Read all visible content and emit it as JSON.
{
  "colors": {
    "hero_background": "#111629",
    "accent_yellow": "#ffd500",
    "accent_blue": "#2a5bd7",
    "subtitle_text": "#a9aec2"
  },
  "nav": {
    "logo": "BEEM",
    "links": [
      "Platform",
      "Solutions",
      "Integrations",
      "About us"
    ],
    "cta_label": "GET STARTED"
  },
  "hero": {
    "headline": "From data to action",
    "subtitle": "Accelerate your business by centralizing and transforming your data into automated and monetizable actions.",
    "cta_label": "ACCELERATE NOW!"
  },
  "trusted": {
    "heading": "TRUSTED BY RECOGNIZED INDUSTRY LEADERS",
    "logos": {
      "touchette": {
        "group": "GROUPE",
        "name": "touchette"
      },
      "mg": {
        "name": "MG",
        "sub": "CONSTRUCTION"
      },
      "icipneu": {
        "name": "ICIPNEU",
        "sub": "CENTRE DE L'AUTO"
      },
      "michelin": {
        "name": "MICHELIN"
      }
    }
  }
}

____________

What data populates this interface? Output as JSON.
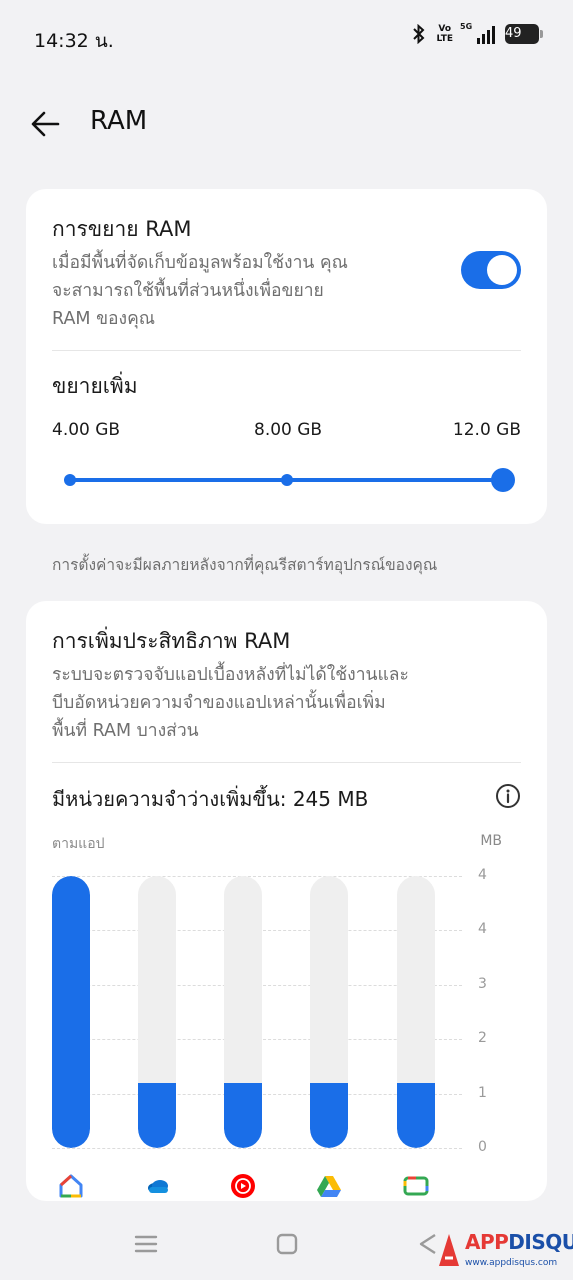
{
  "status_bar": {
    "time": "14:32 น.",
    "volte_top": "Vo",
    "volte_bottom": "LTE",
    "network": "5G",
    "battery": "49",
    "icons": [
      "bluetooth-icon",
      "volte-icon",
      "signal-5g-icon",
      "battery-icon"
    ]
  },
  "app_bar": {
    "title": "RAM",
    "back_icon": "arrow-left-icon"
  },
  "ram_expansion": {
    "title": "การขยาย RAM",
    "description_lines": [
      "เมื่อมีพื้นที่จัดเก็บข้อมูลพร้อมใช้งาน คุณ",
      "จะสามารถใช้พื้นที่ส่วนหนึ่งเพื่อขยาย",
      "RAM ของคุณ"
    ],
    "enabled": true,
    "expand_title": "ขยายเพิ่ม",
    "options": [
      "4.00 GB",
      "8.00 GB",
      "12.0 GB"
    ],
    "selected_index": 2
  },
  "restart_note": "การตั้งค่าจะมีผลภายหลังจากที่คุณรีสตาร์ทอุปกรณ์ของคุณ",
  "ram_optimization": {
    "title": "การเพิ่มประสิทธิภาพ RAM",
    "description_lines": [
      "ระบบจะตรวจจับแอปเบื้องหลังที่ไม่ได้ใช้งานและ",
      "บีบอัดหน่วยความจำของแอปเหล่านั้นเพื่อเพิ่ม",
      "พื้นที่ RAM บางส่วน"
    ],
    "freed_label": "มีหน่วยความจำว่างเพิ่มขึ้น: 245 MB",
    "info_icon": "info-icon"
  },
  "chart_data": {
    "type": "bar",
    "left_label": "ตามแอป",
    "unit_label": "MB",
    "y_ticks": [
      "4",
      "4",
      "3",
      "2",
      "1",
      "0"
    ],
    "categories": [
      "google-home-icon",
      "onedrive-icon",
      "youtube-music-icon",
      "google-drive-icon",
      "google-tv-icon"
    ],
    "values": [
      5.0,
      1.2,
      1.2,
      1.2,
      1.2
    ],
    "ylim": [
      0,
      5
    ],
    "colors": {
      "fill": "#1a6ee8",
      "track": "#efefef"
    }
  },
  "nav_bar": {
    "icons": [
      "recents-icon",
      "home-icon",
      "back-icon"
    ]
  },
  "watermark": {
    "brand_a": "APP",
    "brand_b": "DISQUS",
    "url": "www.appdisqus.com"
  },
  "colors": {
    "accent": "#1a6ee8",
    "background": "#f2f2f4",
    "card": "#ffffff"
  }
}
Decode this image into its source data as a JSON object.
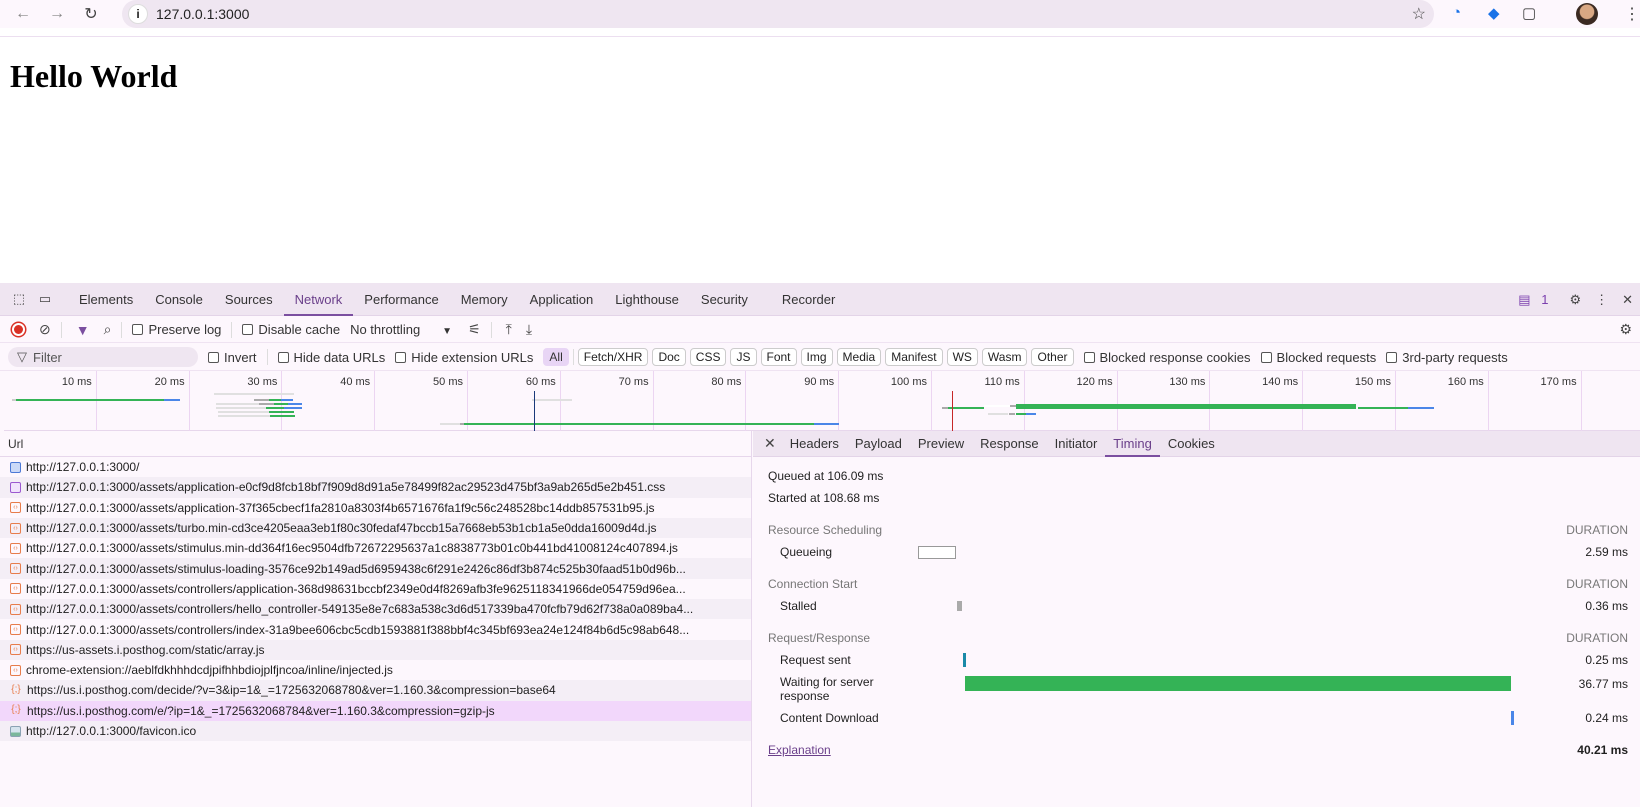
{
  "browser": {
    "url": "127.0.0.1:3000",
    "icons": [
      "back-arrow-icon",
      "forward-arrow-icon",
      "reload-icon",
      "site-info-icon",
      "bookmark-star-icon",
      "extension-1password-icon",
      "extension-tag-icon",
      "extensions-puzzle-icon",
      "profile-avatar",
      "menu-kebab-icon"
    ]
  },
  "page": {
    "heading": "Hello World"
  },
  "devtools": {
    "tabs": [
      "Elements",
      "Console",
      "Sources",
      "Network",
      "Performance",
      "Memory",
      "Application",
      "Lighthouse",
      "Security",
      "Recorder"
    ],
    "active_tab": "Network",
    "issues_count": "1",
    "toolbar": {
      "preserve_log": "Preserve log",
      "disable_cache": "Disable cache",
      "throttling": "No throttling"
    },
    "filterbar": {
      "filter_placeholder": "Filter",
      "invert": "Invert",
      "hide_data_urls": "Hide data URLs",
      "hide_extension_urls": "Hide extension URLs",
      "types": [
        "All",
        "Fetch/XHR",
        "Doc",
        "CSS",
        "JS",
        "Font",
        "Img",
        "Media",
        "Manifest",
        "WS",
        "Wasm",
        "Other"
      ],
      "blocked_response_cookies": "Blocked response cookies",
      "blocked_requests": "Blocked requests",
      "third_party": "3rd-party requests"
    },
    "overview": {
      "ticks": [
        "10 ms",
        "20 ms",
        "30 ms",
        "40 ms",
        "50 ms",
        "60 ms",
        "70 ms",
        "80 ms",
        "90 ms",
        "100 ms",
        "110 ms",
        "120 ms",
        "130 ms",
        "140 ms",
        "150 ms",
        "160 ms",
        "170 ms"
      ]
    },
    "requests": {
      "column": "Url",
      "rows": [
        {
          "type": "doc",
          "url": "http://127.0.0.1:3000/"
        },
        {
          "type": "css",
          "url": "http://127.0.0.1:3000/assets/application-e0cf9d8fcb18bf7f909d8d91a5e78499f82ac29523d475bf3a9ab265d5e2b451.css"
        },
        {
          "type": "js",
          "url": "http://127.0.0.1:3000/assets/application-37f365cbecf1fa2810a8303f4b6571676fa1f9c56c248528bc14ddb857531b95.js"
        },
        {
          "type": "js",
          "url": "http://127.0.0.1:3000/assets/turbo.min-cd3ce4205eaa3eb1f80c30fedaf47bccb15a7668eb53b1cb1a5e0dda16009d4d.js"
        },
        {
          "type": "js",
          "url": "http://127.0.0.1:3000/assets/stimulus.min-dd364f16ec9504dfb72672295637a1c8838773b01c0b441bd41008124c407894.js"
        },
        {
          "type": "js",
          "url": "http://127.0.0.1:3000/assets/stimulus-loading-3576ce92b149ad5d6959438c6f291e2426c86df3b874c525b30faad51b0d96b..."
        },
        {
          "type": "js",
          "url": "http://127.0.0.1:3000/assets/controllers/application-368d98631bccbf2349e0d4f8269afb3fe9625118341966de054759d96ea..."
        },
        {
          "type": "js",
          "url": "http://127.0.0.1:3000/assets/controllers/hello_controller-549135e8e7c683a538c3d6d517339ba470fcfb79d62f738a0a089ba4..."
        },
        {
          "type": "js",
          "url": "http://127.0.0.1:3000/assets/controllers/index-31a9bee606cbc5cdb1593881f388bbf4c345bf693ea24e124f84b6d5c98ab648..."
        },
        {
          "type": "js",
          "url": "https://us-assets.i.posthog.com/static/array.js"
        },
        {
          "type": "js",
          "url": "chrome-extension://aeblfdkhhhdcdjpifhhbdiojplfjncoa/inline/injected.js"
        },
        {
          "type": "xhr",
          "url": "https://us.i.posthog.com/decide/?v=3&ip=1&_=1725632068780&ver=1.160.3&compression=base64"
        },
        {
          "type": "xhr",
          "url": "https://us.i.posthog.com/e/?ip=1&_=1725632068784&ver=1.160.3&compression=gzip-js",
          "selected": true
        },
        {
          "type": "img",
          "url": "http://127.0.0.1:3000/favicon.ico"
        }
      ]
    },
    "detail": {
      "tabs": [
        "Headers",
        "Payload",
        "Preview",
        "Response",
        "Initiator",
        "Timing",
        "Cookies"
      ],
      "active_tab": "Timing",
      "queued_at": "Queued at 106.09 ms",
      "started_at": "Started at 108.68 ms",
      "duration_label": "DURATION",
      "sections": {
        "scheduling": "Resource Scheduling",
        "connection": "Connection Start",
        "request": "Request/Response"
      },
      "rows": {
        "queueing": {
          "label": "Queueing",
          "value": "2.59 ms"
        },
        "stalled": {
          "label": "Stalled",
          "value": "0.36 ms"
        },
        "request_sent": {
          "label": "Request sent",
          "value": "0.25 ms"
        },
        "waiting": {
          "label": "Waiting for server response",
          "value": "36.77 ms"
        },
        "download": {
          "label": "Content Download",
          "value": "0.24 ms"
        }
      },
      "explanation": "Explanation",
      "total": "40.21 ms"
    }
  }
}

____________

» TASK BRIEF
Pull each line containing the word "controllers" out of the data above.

» ANSWER BOX
          "url": "http://127.0.0.1:3000/assets/controllers/application-368d98631bccbf2349e0d4f8269afb3fe9625118341966de054759d96ea..."
          "url": "http://127.0.0.1:3000/assets/controllers/hello_controller-549135e8e7c683a538c3d6d517339ba470fcfb79d62f738a0a089ba4..."
          "url": "http://127.0.0.1:3000/assets/controllers/index-31a9bee606cbc5cdb1593881f388bbf4c345bf693ea24e124f84b6d5c98ab648..."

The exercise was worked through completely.